The Minister of Works and Housing, Babatunde Raji Fashola, has said that the Federal Government has plans to shut down the Falomo Bridge after repairs have been concluded on the Third Mainland Bridge.
The minister who was a guest to Classic FM on Sunday said the Third Mainland Bridge would be fully open to vehicular traffic before February ending.
Listing the several bridges the ministry had worked on, the minister stressed that Falomo Bridge expansion joints need work.
He said, “The pillars, the piles, repair and underwater repair of the Third Mainland Bridge should not keep us beyond the end of February.
“Let me also say we have done work on Ojuelegba Bridge; we have done work on Independent Bridge.
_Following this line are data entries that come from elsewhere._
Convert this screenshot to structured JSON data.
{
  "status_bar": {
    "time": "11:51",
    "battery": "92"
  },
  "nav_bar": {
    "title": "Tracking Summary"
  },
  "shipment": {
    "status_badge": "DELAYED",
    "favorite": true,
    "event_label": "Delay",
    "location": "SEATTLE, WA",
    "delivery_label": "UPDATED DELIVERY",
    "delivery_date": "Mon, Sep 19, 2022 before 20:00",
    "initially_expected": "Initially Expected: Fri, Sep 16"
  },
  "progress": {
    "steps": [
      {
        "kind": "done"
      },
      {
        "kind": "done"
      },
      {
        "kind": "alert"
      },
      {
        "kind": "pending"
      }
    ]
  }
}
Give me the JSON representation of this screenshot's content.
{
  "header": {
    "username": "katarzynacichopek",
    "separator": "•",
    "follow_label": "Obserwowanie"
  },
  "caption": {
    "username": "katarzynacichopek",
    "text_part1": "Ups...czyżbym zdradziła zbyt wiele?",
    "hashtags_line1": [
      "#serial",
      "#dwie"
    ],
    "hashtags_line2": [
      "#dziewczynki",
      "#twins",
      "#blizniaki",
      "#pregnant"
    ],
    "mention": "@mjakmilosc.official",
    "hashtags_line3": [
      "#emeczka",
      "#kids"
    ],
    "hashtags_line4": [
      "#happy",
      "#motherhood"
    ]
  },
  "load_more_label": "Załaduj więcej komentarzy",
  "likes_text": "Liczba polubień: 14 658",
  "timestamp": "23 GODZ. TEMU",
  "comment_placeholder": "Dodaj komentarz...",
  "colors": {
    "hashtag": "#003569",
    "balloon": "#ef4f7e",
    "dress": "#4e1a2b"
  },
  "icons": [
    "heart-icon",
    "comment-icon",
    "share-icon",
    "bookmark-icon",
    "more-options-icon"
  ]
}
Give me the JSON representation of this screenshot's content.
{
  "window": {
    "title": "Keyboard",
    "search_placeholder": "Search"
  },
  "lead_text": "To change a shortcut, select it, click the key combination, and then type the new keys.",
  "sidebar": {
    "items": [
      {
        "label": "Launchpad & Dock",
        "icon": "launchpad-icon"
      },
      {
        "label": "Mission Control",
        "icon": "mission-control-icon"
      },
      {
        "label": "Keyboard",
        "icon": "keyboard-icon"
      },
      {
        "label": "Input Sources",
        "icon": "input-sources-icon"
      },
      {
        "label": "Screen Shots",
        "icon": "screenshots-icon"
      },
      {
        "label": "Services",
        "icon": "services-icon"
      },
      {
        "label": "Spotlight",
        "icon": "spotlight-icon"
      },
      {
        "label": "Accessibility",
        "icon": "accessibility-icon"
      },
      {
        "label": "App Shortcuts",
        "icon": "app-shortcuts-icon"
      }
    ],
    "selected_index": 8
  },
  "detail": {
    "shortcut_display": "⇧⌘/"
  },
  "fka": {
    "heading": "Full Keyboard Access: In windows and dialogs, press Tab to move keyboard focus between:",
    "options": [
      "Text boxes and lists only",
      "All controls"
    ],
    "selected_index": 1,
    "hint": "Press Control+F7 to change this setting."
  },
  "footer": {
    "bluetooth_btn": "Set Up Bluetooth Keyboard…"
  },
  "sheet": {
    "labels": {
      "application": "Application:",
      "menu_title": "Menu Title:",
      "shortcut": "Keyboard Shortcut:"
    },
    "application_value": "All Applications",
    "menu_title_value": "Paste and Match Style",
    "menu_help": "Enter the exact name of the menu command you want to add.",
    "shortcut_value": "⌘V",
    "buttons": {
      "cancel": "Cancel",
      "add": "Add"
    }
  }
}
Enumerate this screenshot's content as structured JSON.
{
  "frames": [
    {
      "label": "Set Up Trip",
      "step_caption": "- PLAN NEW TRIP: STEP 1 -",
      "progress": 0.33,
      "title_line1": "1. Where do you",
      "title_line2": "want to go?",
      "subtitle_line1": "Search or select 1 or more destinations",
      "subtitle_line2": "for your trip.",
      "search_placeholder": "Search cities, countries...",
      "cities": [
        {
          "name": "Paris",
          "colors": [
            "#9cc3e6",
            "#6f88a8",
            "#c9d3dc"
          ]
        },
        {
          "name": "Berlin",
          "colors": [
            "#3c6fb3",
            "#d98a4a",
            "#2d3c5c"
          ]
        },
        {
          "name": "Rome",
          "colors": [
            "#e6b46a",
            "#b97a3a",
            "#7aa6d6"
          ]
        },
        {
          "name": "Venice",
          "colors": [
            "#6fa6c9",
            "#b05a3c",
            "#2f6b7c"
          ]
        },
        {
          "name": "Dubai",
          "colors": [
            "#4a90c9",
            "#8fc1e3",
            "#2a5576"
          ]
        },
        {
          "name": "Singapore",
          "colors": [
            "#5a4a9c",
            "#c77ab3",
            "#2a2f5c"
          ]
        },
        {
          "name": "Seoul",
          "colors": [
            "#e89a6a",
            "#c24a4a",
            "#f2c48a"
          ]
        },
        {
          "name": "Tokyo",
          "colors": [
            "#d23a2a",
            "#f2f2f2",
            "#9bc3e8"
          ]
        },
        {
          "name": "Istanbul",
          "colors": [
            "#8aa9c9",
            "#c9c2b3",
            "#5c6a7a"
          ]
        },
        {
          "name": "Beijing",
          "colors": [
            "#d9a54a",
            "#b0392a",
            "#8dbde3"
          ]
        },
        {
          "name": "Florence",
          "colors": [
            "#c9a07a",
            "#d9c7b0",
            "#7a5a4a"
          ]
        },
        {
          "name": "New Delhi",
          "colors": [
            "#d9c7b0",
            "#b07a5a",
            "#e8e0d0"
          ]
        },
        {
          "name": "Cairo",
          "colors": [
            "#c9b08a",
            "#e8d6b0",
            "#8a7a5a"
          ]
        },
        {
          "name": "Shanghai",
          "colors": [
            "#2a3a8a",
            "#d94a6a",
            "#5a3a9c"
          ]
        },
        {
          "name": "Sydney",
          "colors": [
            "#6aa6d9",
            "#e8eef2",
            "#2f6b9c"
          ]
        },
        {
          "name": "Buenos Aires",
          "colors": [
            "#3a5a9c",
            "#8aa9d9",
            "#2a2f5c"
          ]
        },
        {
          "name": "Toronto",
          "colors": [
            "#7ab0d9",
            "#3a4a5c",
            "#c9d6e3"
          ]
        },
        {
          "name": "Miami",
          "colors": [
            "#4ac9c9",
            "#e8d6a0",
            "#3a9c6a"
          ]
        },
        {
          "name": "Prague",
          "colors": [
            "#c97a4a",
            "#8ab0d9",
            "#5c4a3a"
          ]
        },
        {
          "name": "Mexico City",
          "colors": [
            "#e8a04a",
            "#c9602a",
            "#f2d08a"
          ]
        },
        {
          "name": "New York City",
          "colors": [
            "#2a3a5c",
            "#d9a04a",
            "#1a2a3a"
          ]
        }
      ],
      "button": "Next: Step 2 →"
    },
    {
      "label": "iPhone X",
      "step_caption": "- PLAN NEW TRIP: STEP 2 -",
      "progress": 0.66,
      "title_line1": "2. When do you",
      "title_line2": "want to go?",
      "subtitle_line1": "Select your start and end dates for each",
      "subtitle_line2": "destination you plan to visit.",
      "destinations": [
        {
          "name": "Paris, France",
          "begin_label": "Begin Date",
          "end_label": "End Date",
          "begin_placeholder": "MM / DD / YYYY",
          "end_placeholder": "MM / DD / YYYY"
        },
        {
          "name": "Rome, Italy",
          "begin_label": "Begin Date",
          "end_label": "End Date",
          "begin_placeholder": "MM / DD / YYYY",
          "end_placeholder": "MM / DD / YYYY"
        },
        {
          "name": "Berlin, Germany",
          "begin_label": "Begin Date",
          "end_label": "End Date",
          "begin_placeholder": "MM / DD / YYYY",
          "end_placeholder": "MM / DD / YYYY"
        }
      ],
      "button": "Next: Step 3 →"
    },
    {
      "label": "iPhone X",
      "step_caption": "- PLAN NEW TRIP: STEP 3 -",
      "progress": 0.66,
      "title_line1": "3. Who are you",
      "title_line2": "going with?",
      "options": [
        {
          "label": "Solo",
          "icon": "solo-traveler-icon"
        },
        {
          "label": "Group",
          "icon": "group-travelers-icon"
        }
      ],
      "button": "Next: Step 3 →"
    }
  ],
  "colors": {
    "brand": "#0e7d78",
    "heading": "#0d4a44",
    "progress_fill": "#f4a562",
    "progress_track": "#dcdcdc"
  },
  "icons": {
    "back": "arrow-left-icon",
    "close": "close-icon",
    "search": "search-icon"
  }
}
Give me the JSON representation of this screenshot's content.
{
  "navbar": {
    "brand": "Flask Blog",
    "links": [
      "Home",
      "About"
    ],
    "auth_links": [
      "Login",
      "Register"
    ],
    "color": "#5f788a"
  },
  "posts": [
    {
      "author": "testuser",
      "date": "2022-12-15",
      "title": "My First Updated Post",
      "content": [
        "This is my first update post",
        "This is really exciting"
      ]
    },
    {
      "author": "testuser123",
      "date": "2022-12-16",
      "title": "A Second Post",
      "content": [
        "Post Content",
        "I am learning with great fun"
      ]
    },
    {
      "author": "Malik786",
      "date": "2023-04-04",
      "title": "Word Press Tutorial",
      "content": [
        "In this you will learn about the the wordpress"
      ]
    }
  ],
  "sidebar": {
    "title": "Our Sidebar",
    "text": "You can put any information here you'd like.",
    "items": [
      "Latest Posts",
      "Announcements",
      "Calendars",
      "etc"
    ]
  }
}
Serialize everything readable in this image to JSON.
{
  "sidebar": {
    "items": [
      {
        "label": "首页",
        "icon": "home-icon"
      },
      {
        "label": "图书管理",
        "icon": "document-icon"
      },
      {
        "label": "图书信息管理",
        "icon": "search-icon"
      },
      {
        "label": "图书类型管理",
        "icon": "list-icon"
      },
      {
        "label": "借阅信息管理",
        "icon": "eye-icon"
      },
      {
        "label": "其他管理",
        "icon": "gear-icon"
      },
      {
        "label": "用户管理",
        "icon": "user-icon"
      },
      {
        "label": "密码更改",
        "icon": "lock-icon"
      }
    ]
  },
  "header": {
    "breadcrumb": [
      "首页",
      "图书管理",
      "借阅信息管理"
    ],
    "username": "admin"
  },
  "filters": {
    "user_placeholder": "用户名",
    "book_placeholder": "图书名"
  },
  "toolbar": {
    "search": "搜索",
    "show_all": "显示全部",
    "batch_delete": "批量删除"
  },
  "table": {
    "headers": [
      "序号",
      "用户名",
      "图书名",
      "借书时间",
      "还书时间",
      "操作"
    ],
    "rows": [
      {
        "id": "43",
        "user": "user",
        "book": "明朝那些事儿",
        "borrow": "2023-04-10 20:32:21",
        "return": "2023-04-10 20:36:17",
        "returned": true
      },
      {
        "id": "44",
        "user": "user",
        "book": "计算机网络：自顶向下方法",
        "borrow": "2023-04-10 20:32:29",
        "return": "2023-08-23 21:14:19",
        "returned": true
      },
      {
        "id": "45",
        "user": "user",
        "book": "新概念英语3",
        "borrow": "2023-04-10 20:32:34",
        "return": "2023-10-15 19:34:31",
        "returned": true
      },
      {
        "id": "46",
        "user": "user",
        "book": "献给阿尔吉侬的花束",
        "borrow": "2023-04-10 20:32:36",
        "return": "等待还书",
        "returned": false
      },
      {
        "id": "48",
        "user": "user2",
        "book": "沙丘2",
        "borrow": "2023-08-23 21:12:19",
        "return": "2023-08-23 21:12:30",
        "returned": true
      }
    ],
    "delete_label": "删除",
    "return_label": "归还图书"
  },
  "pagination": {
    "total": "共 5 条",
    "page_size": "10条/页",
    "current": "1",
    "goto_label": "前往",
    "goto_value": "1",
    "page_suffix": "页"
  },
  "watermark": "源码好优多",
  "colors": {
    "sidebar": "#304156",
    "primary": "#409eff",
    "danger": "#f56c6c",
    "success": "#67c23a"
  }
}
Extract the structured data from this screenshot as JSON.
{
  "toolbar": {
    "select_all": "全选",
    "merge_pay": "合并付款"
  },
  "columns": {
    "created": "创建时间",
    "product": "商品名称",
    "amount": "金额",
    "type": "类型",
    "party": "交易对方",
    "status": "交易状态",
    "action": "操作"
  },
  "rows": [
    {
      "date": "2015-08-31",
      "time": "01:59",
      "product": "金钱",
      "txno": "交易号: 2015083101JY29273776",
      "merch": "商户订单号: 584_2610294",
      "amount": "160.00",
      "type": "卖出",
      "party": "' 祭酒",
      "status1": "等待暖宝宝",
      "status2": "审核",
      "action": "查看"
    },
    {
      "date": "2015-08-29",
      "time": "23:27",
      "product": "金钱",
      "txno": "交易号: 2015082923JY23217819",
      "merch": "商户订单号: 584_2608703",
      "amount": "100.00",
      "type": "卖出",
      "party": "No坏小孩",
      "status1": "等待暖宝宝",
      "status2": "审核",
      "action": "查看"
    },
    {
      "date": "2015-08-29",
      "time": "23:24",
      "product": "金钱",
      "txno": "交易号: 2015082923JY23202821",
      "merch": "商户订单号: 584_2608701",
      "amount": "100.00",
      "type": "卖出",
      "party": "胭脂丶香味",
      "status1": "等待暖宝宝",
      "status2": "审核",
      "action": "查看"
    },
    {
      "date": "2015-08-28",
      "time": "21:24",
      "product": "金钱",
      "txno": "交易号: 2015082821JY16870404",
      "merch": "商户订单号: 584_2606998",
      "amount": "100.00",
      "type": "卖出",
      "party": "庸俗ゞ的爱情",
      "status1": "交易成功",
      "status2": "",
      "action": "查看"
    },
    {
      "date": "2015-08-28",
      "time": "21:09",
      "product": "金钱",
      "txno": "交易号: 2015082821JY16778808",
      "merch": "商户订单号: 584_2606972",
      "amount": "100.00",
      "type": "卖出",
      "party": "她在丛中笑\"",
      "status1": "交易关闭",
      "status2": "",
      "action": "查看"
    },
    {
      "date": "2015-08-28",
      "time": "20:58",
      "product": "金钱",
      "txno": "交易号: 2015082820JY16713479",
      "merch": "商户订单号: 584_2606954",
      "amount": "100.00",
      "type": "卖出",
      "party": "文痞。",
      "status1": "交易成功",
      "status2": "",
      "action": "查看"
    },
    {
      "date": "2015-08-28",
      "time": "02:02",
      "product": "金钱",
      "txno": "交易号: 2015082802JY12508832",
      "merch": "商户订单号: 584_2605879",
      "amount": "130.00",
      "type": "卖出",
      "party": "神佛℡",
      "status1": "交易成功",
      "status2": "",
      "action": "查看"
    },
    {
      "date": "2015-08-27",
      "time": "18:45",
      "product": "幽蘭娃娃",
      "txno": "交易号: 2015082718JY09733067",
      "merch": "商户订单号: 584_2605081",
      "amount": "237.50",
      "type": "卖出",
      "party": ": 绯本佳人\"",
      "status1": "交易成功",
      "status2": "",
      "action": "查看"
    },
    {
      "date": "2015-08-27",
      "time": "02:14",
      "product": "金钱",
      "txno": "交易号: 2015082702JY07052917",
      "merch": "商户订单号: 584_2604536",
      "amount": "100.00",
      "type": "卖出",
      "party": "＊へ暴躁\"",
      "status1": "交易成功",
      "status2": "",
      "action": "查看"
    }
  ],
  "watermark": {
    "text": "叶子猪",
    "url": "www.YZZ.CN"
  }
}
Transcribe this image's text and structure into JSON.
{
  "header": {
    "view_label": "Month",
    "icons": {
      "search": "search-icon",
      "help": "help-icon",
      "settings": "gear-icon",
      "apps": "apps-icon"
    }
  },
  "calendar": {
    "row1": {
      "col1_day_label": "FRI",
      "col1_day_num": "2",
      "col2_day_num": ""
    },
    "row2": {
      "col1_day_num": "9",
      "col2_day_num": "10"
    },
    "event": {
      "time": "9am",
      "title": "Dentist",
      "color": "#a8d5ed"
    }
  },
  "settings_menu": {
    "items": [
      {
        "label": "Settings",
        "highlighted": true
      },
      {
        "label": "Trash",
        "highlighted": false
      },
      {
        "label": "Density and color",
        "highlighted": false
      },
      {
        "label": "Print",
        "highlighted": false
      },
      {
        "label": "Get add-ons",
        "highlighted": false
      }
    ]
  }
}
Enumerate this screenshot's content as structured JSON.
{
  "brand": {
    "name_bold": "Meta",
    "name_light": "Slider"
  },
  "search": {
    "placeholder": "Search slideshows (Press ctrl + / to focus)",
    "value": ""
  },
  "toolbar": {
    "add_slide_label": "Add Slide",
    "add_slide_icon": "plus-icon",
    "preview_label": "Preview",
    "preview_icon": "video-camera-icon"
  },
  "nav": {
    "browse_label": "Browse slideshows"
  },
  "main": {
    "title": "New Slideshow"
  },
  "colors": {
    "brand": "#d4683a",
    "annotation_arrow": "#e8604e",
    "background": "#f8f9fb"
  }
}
We have also done some work on the Falomo Bridge and we plan to close the Falomo Bridge after the Third Mainland Bridge.
“We have to work on Falomo because the expansion joints also need to be replaced. The deck work has been done but we will notify the public in details when it will happen. We are also working on the Eko Bridge and right under it.”
The minister explained that the Second Niger Bridge would be delivered in 2022, adding that the work was funded by the Presidential Infrastructure Development Fund, the Nigeria Sovereign Investment Authority and proceeds from late Sani Abacha’s loot.
He explained that the bridge was the smallest component of the project.
“There is a road network of about 20 kilometres, 11 on the Anambra side, nine on the Asaba side and the other network of roads that leads you to Owerri. The bridge will be finished sometime early next year and the road work will continue,” he said.
He added, “People may say they do not see what is happening because the greater percentage of the bridgework is underwater. The milling, reinforcement, concrete, cement and while that is going on, people may think nothing is happening. We are now at a point where the Onitsha bound section of the deck is almost completed. Once we finish that we will switch to the Delta bound side.”
In terms of setbacks, Fashola listed contractors’ challenges with COVID-19, reduced manpower and dwindling oil revenue that affected projects.
He said, “With oil prices inching over $55 per barrel, we do not have the resources to get what we need. We need special funds like Sukuk bonds and the PIDF. The Lagos-Ibadan, Abuja-Kano highway and East-West road are under the PIDF. The Sukuk bonds started with 25 roads and expanded to 44 but are still not enough.
“When you bear in mind that we have 700+ contracts covering 13,000km, you see the size of the undertaking we have embarked upon. This is why we need to borrow to build infrastructure that will serve us 30 years or more.”
Giving details on the Abuja-Kano road, he said the road had to be reconstructed and no longer rehabilitated.